Born in Auckland, Phil completed undergraduate studies in Commerce at the University of Auckland, graduating with Honours in 1982. He subsequently completed a Masters of Educational Administration at Massey University, graduating with First Class Honours. He also holds a Trained Teachers Diploma from the Auckland College of Education. He was accepted for and completed study at the Institute for Education Management and Leadership at Harvard University’s Graduate School of Education in 2001.
Phil’s professional and academic career has been dedicated to tertiary education, initially at what was then the Auckland Institute of Technology. By the time the Institute became the Auckland University of Technology in 2000, he held the position of Executive Director of Corporate Services, having also completed a three-year term as president of the New Zealand Polytechnic Teachers Union.
Phil has championed key innovations in our sector. From EduBits (Otago Polytechnic’s micro-credentialling service) though Capable NZ, supporting work-based learning, to the creation of flagship facilities such as the Otago Brew School at our Central Otago Campus, a campus in Auckland for international students in partnership with Future Skills, and most recently our heavy automotive facility here in Dunedin. All of these initiatives are helping to meet the growing demand for just-in-time and work-based learning while addressing the changing skills needs of future employees.
But Philr’s contribution to the sector has not been limited to the institutions at which he has worked. As a Director of Ako Aotearoa he has worked to support capability-building for learner success across the national sector. Chairing Ako Aotearoa’s Tertiary Excellence Awards Committee, he has helped to shape the way in which we honour and recognise our outstanding practitioners.
As a Director of the Malcam Charitable Trust, and a Board member of ITP Quality and Te Tapuae o Rehua, he has worked to provide effective development opportunities to empower people to realise their potential and achieve stronger communities. He has played a pivotal role in the Tertiary Accord of New Zealand (TANZ), an accord between seven of New Zealand's ITPs which promotes best-practice in applied education and models leadership for a better vocational education system in New Zealand.
Most recently, Phil’s leadership in education has been called upon by the Establishment Board of the New Zealand Institute of Skills and Technology – he is chairing two of the seven work streams tasked with co-designing elements of the new Institute.
“Phil’s enduring vision and application of his professional ethos in every day practice have had a powerful effect on individuals’ autonomy, professional identity and personal wellbeing,” Kathy Grant said when conferring the award.
“Phil has tirelessly advocated for, and modelled, a servant leadership ethos. He has consistently encouraged a values-driven approach to facilitating the best outcomes for all learners, here and further afield.

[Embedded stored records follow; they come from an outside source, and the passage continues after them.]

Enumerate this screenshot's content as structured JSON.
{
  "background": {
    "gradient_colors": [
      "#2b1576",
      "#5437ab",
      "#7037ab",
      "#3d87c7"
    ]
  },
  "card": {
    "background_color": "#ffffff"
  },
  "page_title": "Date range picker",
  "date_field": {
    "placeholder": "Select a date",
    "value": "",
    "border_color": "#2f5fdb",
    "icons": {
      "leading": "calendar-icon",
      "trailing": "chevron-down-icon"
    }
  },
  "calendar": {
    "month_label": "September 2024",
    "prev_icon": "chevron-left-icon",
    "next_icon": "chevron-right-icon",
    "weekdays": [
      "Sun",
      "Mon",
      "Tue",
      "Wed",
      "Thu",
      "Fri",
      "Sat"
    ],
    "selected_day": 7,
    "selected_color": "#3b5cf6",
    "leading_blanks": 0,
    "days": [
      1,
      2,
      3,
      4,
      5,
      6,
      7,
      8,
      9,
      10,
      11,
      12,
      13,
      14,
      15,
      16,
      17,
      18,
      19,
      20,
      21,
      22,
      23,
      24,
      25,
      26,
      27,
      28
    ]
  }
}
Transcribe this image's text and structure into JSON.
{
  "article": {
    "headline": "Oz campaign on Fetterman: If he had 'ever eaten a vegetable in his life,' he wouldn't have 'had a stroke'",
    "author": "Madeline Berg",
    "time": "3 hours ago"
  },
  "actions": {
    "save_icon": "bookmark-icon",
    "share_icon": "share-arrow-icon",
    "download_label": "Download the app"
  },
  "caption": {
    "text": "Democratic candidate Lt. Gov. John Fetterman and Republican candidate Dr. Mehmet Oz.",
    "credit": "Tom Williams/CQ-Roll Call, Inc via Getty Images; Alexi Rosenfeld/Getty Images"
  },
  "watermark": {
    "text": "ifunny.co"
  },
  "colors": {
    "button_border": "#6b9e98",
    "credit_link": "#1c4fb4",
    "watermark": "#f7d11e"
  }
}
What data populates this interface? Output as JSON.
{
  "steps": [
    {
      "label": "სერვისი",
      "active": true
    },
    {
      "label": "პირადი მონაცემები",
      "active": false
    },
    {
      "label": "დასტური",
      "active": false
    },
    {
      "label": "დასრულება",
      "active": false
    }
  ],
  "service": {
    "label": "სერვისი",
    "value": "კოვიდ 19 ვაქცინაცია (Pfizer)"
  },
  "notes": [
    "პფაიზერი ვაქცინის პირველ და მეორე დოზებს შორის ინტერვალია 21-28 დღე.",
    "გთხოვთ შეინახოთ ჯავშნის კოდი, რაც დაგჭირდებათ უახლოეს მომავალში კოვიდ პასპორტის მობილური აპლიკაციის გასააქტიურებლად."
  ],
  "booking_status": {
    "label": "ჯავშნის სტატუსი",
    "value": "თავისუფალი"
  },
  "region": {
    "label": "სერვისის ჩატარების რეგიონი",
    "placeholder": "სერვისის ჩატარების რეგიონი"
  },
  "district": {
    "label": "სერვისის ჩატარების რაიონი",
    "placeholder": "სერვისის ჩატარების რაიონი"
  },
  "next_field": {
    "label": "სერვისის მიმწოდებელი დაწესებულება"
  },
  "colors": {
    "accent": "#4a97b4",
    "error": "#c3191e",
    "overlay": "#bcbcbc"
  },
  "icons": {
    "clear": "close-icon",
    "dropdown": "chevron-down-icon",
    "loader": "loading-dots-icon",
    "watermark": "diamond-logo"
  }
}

“Always with an eye on the future, he has conceptualised, driven and delivered innovation in tertiary educational practice which will serve this country well as it transitions into a new era of vocational education.”